## TASK DESCRIPTION
From the first line to the last, return the data exactly as written.

Interface dataset entries
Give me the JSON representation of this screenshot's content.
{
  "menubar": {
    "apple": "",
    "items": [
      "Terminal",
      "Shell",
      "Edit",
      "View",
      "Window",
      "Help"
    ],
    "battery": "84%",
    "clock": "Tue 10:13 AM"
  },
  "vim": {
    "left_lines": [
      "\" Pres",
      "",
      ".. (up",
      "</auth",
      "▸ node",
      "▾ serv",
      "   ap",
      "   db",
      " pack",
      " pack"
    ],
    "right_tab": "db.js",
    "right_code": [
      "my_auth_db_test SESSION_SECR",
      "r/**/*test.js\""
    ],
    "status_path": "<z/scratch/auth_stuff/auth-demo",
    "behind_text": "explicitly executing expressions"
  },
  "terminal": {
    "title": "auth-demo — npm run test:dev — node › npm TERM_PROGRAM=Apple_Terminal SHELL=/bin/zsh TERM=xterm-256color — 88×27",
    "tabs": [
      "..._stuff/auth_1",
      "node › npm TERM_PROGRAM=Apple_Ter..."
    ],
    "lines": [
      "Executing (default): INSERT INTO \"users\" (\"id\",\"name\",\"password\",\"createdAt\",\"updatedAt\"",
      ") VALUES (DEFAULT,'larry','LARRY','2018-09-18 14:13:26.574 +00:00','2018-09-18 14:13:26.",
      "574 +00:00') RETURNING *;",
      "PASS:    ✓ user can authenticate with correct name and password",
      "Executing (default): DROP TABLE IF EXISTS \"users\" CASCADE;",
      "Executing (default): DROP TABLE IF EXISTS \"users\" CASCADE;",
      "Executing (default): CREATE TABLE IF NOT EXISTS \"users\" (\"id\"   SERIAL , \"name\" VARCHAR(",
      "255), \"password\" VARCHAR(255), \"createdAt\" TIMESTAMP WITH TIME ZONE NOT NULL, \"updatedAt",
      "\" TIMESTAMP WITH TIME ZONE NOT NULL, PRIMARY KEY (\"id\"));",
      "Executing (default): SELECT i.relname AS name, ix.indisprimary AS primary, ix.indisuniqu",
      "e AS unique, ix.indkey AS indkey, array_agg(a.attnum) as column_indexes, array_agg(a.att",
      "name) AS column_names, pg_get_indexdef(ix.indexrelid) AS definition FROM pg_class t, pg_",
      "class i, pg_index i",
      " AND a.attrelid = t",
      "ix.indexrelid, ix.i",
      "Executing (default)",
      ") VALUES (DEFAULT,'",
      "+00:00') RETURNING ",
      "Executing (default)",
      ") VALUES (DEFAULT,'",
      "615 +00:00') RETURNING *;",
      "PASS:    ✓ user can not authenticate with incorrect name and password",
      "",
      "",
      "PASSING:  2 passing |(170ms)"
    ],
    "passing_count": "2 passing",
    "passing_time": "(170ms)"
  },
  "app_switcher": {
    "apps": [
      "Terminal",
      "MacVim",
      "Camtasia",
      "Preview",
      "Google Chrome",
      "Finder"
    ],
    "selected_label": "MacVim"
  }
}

## RESPONSE AREA
Give me the JSON representation of this screenshot's content.
{
  "menubar": {
    "apple": "",
    "items": [
      "Terminal",
      "Shell",
      "Edit",
      "View",
      "Window",
      "Help"
    ],
    "battery": "84%",
    "clock": "Tue 10:13 AM"
  },
  "vim": {
    "left_lines": [
      "\" Pres",
      "",
      ".. (up",
      "</auth",
      "▸ node",
      "▾ serv",
      "   ap",
      "   db",
      " pack",
      " pack"
    ],
    "right_tab": "db.js",
    "right_code": [
      "my_auth_db_test SESSION_SECR",
      "r/**/*test.js\""
    ],
    "status_path": "<z/scratch/auth_stuff/auth-demo",
    "behind_text": "explicitly executing expressions"
  },
  "terminal": {
    "title": "auth-demo — npm run test:dev — node › npm TERM_PROGRAM=Apple_Terminal SHELL=/bin/zsh TERM=xterm-256color — 88×27",
    "tabs": [
      "..._stuff/auth_1",
      "node › npm TERM_PROGRAM=Apple_Ter..."
    ],
    "lines": [
      "Executing (default): INSERT INTO \"users\" (\"id\",\"name\",\"password\",\"createdAt\",\"updatedAt\"",
      ") VALUES (DEFAULT,'larry','LARRY','2018-09-18 14:13:26.574 +00:00','2018-09-18 14:13:26.",
      "574 +00:00') RETURNING *;",
      "PASS:    ✓ user can authenticate with correct name and password",
      "Executing (default): DROP TABLE IF EXISTS \"users\" CASCADE;",
      "Executing (default): DROP TABLE IF EXISTS \"users\" CASCADE;",
      "Executing (default): CREATE TABLE IF NOT EXISTS \"users\" (\"id\"   SERIAL , \"name\" VARCHAR(",
      "255), \"password\" VARCHAR(255), \"createdAt\" TIMESTAMP WITH TIME ZONE NOT NULL, \"updatedAt",
      "\" TIMESTAMP WITH TIME ZONE NOT NULL, PRIMARY KEY (\"id\"));",
      "Executing (default): SELECT i.relname AS name, ix.indisprimary AS primary, ix.indisuniqu",
      "e AS unique, ix.indkey AS indkey, array_agg(a.attnum) as column_indexes, array_agg(a.att",
      "name) AS column_names, pg_get_indexdef(ix.indexrelid) AS definition FROM pg_class t, pg_",
      "class i, pg_index i",
      " AND a.attrelid = t",
      "ix.indexrelid, ix.i",
      "Executing (default)",
      ") VALUES (DEFAULT,'",
      "+00:00') RETURNING ",
      "Executing (default)",
      ") VALUES (DEFAULT,'",
      "615 +00:00') RETURNING *;",
      "PASS:    ✓ user can not authenticate with incorrect name and password",
      "",
      "",
      "PASSING:  2 passing |(170ms)"
    ],
    "passing_count": "2 passing",
    "passing_time": "(170ms)"
  },
  "app_switcher": {
    "apps": [
      "Terminal",
      "MacVim",
      "Camtasia",
      "Preview",
      "Google Chrome",
      "Finder"
    ],
    "selected_label": "MacVim"
  }
}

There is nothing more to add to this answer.